PetroSA is a subsidiary of the Central Energy Fund. Acting CEO of the CEF Sakhiwo Makhanya told Parliament’s portfolio committee on energy that it is still possible to save PetroSA through a seven-month plan to turn around the entity. The plan includes stabilising leadership in key roles.
9. SA Express
Leadership: The board of SA Express in August 2018 appointed Siza Mzimela as acting chief executive at the airline. Mzimela is a former CEO of SAA. Mzimela took over from former acting CEO Matsietsi Mokholo.
Challenges: In May 2018, the loss-making airline had been grounded by the South African Civil Aviation Authority (SACAA), which suspended the airline’s operating permits over safety concerns.
By August 2018, Public Enterprises Minister Pravin Gordhan announced that the airline would be ready to take flight once again, as SACAA reinstated its Air Operator Certificate.
In addition to having to comply with operational issues, SA Express’s financial report for 2017/2018 reflected fruitless and wasteful expenditure of R42m and irregular expenditure amounted to R408m. In his budget vote speech tabled last year, Gordhan said efforts are being made to turn the entity around and stabilise its finances.
The airline has slowly been relaunching routes as it returns to financial sustainability, Fin24 previously reported.
10. Road Accident Fund
Leadership: Lindelwa Jabavu is acting CEO of the RAF, having served as chief operations officer previously. Jabavu was appointed to the position by former Transport Minister Joe Maswanganyi, taking over from Dr Eugene Watson.
Challenges: In the National Budget Treasury noted that despite a 30c/l increase in the RAF levy, the fund’s liability is expected to grow from R206bn to R393bn by 2021/22. The RAF may require large increases to the fuel levy in the next three years to manage the short-term liability, Treasury suggested.

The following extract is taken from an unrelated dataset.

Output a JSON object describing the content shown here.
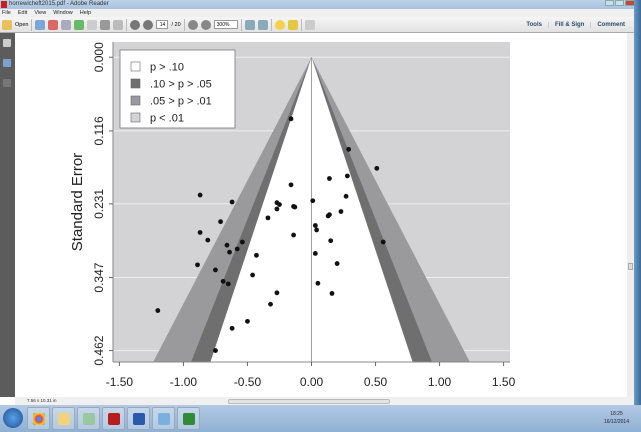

Treasury has said that the RAF is struggling to keep up with claims, which outweigh its reserves, Fin24 previously reported.
The AG has also raised concerns over the RAF’s liquidity challenges.